Let’s Get Physical: Reimagining P.E.

While every class needed to be reinvented this year, physical education perhaps took some of the most creativity to redesign. How do you inspire students to be fit and active while social distancing? What happens when the gym has been repurposed to house cohorts? Our physical education teams in the Lower and Middle Schools were up to the challenge.

Lower Schoolers Work It Out…Outside

This fall, Beasley Lower School students thoroughly enjoyed their physical education activities outside on the MICDS athletic fields or from their homes. P.E. may have looked different than usual, but students were still actively engaged in strength-based and flexibility exercises and games.

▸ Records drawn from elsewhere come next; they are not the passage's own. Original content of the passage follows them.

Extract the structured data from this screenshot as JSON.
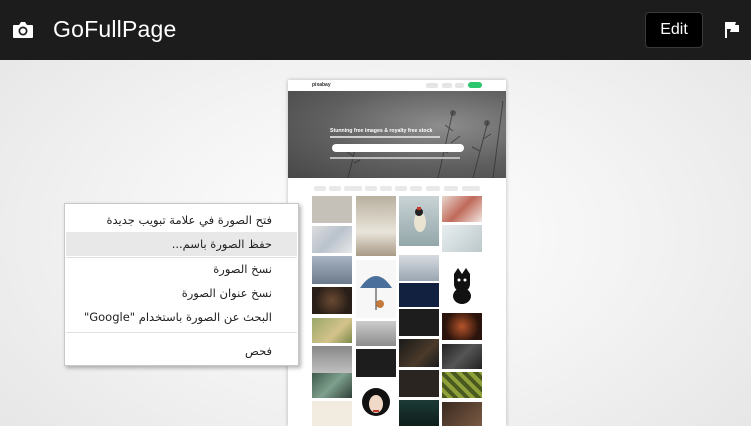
{
  "header": {
    "app_title": "GoFullPage",
    "edit_label": "Edit",
    "icons": [
      "camera-icon",
      "flag-icon"
    ]
  },
  "preview": {
    "logo": "pixabay",
    "hero_title": "Stunning free images & royalty free stock"
  },
  "context_menu": {
    "items": [
      "فتح الصورة في علامة تبويب جديدة",
      "حفظ الصورة باسم...",
      "نسخ الصورة",
      "نسخ عنوان الصورة",
      "البحث عن الصورة باستخدام \"Google\"",
      "فحص"
    ],
    "highlighted_index": 1
  }
}
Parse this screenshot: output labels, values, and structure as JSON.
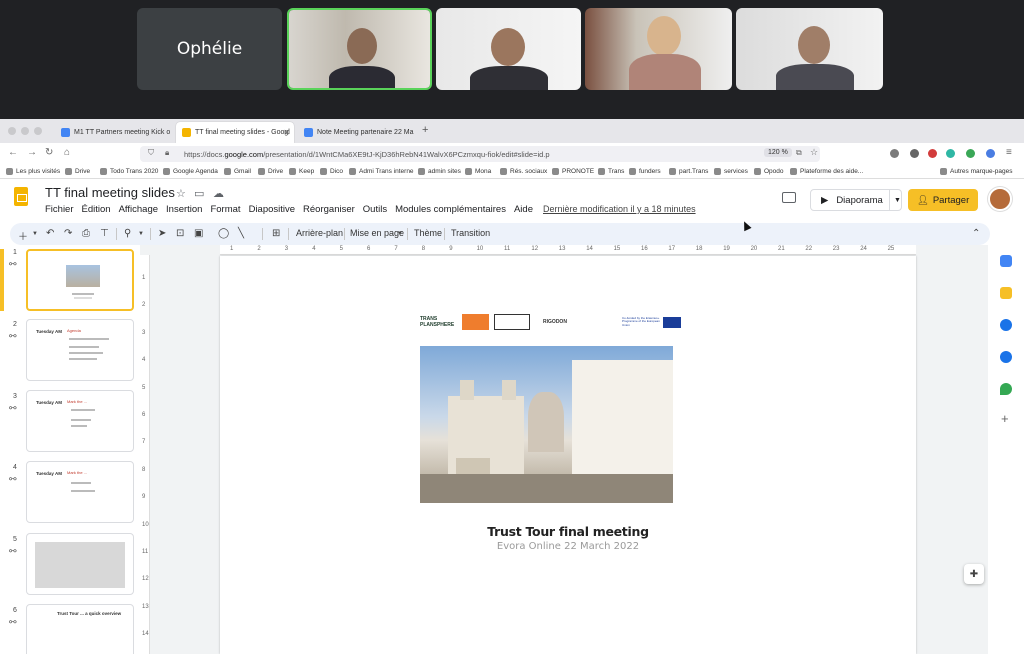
{
  "meeting": {
    "name_tile": "Ophélie"
  },
  "browser": {
    "tabs": [
      {
        "label": "M1 TT Partners meeting Kick o",
        "color": "#4285f4"
      },
      {
        "label": "TT final meeting slides - Googl",
        "color": "#f4b400"
      },
      {
        "label": "Note Meeting partenaire 22 Ma",
        "color": "#4285f4"
      }
    ],
    "url_prefix": "https://docs.",
    "url_domain": "google.com",
    "url_rest": "/presentation/d/1WntCMa6XE9tJ-KjD36hRebN41WalvX6PCzmxqu-fiok/edit#slide=id.p",
    "zoom": "120 %",
    "bookmarks": [
      "Les plus visités",
      "Drive",
      "Todo Trans 2020",
      "Google Agenda",
      "Gmail",
      "Drive",
      "Keep",
      "Dico",
      "Admi Trans interne",
      "admin sites",
      "Mona",
      "Rés. sociaux",
      "PRONOTE",
      "Trans",
      "funders",
      "part.Trans",
      "services",
      "Opodo",
      "Plateforme des aide...",
      "Autres marque-pages"
    ]
  },
  "app": {
    "title": "TT final meeting slides",
    "menu": [
      "Fichier",
      "Édition",
      "Affichage",
      "Insertion",
      "Format",
      "Diapositive",
      "Réorganiser",
      "Outils",
      "Modules complémentaires",
      "Aide"
    ],
    "last_modified": "Dernière modification il y a 18 minutes",
    "slideshow_label": "Diaporama",
    "share_label": "Partager",
    "toolbar": {
      "background": "Arrière-plan",
      "layout": "Mise en page",
      "theme": "Thème",
      "transition": "Transition"
    }
  },
  "filmstrip": {
    "slides": [
      {
        "num": "1",
        "title": "",
        "red": ""
      },
      {
        "num": "2",
        "title": "Tuesday AM",
        "red": "Agenda"
      },
      {
        "num": "3",
        "title": "Tuesday AM",
        "red": "Mark the ..."
      },
      {
        "num": "4",
        "title": "Tuesday AM",
        "red": "Mark the ..."
      },
      {
        "num": "5",
        "title": "",
        "red": ""
      },
      {
        "num": "6",
        "title": "Trust Tour ... a quick overview",
        "red": ""
      }
    ]
  },
  "ruler": {
    "h": [
      "1",
      "2",
      "3",
      "4",
      "5",
      "6",
      "7",
      "8",
      "9",
      "10",
      "11",
      "12",
      "13",
      "14",
      "15",
      "16",
      "17",
      "18",
      "19",
      "20",
      "21",
      "22",
      "23",
      "24",
      "25"
    ],
    "v": [
      "1",
      "2",
      "3",
      "4",
      "5",
      "6",
      "7",
      "8",
      "9",
      "10",
      "11",
      "12",
      "13",
      "14"
    ]
  },
  "slide": {
    "logos": [
      {
        "text": "TRANS PLANSPHERE",
        "bg": "#ffffff",
        "fg": "#1d3b2a"
      },
      {
        "text": "",
        "bg": "#ef7d2d",
        "fg": "#ffffff"
      },
      {
        "text": "",
        "bg": "#ffffff",
        "fg": "#222222"
      },
      {
        "text": "RIGODON",
        "bg": "#ffffff",
        "fg": "#333333"
      },
      {
        "text": "Co-funded by the Erasmus+ Programme of the European Union",
        "bg": "#ffffff",
        "fg": "#1a3d99"
      }
    ],
    "title": "Trust Tour final meeting",
    "subtitle": "Evora Online 22 March 2022"
  },
  "colors": {
    "accent": "#f6bf26",
    "active_speaker": "#5ad35a"
  }
}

Lower School P.E. Teachers Sue Orlando and Jim Lohr have continued to adapt and innovate their program this year. For in-person learners, they taught an entire Lower School grade level at one time, separated into four stations by cohort outside on the MICDS athletic fields. Each cohort station was then further divided with a hula hoop space marker for each student. Students worked through exercise circuits in their hoop, such as lunges, side jumps over an obstacle, jumping jacks, and more, and each student also took a turn running around the entire setup. Students rotated from station to station as they used their muscles in different ways for a great all-around workout!

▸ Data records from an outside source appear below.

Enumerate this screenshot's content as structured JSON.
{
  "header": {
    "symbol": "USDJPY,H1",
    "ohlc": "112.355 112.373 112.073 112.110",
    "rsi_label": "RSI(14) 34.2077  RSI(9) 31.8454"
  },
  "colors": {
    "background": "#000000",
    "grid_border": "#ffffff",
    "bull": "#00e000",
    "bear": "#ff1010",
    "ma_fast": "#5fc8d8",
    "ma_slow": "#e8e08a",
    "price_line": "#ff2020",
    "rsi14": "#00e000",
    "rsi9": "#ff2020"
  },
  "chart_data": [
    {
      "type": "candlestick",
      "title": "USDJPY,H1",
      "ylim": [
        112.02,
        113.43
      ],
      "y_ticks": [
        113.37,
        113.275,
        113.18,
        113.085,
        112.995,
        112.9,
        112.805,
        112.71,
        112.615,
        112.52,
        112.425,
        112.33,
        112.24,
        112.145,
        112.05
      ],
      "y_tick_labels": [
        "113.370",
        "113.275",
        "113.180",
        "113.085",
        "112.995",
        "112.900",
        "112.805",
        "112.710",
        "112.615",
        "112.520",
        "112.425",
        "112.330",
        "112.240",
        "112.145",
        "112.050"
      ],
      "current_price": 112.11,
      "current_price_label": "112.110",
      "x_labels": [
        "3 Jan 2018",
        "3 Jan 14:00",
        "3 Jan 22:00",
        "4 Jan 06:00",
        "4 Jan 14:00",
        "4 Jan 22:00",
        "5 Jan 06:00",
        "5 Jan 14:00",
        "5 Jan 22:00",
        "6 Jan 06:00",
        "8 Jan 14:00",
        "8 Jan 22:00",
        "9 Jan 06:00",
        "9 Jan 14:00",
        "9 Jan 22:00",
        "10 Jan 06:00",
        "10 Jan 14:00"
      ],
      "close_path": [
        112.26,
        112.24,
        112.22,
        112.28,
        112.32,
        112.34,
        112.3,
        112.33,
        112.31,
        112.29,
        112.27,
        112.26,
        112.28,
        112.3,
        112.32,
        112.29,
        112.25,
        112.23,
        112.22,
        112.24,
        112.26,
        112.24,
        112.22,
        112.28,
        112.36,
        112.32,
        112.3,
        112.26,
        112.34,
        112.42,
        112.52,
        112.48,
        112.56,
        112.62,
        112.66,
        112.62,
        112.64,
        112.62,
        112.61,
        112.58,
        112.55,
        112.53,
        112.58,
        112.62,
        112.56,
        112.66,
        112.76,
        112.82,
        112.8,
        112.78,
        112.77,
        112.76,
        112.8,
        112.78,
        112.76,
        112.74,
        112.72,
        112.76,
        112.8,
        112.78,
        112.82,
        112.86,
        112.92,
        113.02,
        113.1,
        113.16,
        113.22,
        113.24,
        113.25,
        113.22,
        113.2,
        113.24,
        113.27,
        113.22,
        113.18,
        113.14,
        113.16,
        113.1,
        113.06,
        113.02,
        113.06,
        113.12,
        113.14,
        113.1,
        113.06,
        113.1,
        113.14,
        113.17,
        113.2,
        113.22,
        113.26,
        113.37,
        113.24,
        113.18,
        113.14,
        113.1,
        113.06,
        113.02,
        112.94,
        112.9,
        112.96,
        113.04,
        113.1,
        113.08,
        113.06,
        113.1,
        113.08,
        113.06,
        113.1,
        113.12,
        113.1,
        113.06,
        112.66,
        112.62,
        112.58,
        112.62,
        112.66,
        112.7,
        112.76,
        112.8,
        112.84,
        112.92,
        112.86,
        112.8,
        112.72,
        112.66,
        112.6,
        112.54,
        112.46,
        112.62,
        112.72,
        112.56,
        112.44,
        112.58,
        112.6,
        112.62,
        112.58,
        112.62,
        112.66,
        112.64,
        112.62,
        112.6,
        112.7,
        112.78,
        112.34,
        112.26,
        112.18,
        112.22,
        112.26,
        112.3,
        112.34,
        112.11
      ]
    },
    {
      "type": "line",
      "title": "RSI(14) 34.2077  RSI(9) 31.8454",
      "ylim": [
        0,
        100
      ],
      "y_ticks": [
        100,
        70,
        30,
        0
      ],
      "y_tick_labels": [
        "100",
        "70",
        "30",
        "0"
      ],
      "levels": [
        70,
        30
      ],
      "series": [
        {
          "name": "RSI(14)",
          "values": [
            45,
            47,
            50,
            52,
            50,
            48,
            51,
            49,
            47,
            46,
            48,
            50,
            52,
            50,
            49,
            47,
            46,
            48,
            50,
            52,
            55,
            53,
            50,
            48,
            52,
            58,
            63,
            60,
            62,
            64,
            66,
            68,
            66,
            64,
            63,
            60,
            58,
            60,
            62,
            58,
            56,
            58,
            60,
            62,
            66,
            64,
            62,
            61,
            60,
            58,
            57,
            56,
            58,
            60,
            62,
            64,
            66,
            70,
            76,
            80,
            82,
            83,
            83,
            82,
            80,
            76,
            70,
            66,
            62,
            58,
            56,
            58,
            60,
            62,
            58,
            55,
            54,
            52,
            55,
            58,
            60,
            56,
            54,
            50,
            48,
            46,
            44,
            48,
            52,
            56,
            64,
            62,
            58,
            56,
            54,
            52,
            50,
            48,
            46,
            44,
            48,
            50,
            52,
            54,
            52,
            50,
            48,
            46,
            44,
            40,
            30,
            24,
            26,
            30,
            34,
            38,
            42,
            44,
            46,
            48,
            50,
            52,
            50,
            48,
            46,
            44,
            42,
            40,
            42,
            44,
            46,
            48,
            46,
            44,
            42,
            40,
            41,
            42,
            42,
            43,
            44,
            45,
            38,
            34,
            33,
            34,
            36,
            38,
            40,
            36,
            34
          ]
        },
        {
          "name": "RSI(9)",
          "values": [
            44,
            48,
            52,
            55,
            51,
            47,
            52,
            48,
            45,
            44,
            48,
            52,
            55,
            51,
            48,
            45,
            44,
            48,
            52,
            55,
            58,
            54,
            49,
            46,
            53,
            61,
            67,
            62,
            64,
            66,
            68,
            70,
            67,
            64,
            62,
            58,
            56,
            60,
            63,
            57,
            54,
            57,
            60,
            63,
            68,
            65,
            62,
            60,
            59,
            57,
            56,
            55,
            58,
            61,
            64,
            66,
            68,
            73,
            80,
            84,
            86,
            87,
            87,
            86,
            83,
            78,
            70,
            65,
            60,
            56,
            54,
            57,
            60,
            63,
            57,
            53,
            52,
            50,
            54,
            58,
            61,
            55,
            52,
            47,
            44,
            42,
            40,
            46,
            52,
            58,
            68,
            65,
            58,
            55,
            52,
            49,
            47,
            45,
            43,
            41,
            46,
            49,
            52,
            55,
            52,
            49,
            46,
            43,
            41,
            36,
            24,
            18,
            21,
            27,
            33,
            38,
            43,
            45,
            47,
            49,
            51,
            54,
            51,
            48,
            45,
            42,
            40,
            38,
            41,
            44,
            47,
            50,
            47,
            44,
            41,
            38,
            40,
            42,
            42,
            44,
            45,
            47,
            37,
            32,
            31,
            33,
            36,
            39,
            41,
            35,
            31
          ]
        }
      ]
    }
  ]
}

For distance learners, Orlando and Lohr stressed, “Remember the magic number for exercise each day is at least 60 minutes.” They regularly sent home P.E. activities via the SeeSaw learning platform, including videos of on-campus students demonstrating exercise circuits. Students reported back with photos, videos, and notes on their physical activity.

Middle Schoolers on the Move

Middle School students returned this fall to a unique physical education curriculum, in both online and in-person formats, thoughtfully developed by Physical Education Department Chair Eric Lay and the talented educators in the department.

Lay shared some insight into the program: “It’s important to understand how students are assessed in P.E. class. All students have access to their assessment spreadsheet, and faculty and students work collaboratively to assess movement skills and competencies and cognitive skill development as the semester progresses. Grades are standard-based, and all students start with a score of ‘1’ at the start of the semester since they haven’t proven their learning yet. As students improve their skills and progress their learning, the scores change accordingly. Students assess their own comfort and competence in performing various physical activities, and their teachers weigh in with their assessment, too. It’s a collaborative process which gives students a sense of agency and personal responsibility for their own physical education development.”

The movement assessments focus on how well students can perform movement exercises, such as squats and planks, with proper technique and form. Students learning from home watched a video demonstration of the exercise and then practiced the movement until they felt they were doing it properly and with the repetition required. Then, they submitted a video of themselves doing each exercise for their teacher’s review. The teachers took environmental factors into consideration, and distance learners and teachers collaborated to make adjustments and individualized movement skill assessments as needed. On-campus learners received in-person instruction on movement skills and feedback on their progress. All students learned the same skills concurrently, just in different environments.